* EXERCISE DETAILS
Only the number should be given: how many lines below contain "selected".

== Segment start ==

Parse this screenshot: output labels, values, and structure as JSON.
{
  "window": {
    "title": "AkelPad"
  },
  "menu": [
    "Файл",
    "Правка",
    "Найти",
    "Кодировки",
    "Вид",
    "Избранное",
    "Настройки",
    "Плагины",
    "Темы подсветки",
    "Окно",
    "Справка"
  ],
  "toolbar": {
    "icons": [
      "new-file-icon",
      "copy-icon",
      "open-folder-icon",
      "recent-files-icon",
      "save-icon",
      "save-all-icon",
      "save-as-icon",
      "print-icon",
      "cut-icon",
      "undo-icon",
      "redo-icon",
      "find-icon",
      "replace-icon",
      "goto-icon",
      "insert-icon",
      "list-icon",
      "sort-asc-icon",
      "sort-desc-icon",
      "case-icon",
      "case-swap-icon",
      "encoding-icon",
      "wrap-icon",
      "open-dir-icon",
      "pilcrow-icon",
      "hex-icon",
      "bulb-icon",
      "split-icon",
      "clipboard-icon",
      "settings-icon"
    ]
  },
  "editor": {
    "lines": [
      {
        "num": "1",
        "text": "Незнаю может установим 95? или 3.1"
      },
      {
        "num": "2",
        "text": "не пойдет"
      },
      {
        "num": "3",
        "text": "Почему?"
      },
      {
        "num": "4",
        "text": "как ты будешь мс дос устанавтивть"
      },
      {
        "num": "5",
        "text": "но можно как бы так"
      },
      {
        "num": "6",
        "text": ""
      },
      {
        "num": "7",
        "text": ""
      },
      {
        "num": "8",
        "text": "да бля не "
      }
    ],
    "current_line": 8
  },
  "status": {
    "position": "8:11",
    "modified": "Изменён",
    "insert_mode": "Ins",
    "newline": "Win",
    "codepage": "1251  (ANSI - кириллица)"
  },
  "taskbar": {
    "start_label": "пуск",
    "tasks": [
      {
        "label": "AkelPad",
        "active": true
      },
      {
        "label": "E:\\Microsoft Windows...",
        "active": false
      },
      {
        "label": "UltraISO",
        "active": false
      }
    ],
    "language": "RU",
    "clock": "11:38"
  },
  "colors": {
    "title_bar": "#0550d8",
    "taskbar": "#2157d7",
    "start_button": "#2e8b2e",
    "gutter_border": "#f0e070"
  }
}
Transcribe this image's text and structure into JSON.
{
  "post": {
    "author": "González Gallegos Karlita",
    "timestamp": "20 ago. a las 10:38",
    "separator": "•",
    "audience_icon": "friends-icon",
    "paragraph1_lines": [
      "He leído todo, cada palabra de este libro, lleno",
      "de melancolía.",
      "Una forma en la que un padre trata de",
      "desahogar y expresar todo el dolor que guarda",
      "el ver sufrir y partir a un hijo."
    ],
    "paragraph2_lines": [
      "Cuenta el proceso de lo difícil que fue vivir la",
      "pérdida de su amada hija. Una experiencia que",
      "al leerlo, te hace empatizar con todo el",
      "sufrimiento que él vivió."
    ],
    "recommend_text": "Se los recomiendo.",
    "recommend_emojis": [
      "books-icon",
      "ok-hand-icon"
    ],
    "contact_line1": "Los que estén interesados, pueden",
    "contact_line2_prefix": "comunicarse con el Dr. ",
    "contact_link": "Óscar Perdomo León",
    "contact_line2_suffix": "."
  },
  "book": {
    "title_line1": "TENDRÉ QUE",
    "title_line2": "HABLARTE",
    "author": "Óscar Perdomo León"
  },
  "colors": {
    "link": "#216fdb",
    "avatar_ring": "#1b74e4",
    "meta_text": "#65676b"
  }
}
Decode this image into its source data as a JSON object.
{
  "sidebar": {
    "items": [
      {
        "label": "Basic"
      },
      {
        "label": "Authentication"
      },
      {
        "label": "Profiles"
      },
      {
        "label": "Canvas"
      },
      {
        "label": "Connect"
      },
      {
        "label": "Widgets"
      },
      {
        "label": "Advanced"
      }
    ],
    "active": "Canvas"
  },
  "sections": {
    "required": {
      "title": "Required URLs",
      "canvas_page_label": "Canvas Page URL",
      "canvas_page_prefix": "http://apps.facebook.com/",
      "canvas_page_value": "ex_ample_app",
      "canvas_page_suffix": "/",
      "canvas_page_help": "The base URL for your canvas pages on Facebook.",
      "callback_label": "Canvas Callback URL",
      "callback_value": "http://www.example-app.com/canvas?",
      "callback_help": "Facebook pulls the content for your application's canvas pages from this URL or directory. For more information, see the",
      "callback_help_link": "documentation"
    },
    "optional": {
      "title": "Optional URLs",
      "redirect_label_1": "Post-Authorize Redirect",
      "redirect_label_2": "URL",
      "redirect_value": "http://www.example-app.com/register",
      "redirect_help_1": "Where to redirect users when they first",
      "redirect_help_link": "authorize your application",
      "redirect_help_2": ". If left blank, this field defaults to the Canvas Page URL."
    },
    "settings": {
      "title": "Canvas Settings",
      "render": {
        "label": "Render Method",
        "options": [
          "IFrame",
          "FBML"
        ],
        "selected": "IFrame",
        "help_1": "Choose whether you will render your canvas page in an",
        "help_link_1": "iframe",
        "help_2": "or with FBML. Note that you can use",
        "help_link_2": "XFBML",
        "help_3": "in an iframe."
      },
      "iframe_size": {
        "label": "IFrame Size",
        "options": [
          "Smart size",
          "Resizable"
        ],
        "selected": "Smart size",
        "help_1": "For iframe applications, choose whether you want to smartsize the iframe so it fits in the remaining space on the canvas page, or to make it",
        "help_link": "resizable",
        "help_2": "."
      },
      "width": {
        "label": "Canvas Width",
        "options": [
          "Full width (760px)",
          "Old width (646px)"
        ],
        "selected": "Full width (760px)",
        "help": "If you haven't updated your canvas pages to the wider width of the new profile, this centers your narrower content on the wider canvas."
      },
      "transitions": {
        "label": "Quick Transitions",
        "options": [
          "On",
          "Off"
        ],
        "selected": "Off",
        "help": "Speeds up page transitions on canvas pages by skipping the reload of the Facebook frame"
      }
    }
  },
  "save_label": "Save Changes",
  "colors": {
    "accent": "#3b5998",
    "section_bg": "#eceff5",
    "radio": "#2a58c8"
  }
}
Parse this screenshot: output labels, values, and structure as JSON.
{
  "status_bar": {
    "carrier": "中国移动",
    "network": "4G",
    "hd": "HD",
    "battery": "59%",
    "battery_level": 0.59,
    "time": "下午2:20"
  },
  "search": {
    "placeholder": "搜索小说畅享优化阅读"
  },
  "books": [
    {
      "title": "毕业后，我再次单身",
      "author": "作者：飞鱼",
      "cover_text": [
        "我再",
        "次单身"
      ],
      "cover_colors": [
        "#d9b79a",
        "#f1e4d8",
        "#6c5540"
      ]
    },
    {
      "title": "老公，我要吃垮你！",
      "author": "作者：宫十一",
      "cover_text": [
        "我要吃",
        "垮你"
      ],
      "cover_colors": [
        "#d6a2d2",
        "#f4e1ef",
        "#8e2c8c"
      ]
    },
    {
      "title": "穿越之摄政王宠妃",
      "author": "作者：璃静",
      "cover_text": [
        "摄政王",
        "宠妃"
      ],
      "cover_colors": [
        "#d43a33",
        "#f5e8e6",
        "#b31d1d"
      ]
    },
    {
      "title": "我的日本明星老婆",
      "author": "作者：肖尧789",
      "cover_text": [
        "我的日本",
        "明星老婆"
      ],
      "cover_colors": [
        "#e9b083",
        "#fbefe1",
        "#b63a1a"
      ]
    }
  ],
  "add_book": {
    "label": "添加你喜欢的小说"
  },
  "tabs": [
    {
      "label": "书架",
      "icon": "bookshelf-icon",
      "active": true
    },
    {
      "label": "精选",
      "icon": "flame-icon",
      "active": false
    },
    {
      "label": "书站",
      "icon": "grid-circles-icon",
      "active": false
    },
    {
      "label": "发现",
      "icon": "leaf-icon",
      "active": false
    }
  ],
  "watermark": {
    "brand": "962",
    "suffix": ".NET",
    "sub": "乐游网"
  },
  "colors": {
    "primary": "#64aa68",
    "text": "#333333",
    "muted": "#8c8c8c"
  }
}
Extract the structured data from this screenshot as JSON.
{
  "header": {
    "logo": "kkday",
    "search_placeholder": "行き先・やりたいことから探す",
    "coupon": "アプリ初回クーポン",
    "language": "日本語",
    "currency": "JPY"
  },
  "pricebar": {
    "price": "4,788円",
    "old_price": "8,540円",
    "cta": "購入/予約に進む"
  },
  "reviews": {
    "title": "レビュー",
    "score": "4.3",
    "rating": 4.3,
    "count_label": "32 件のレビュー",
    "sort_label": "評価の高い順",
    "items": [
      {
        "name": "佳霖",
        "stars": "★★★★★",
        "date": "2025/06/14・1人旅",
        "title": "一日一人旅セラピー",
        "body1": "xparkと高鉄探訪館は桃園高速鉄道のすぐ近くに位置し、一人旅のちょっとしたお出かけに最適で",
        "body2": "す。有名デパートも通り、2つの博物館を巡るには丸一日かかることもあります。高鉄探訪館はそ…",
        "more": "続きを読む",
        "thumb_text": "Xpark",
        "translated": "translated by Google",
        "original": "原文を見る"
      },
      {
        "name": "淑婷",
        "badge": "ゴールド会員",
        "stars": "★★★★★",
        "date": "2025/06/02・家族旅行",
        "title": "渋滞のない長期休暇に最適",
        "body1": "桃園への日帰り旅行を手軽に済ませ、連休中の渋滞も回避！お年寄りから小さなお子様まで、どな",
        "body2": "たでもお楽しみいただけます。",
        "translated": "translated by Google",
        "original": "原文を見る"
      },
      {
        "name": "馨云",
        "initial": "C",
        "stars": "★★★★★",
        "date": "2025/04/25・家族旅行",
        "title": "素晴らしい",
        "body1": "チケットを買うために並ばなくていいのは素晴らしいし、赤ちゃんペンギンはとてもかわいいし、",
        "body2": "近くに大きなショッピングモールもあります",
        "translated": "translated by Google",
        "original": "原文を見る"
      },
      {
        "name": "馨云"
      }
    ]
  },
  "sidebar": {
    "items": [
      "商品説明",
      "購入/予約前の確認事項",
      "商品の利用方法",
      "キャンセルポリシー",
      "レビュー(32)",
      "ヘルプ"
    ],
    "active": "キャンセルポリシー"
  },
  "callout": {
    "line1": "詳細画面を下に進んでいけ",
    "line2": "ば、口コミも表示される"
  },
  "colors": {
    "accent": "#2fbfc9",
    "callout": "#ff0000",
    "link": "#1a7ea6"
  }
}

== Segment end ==

* TASK RESPONSE
4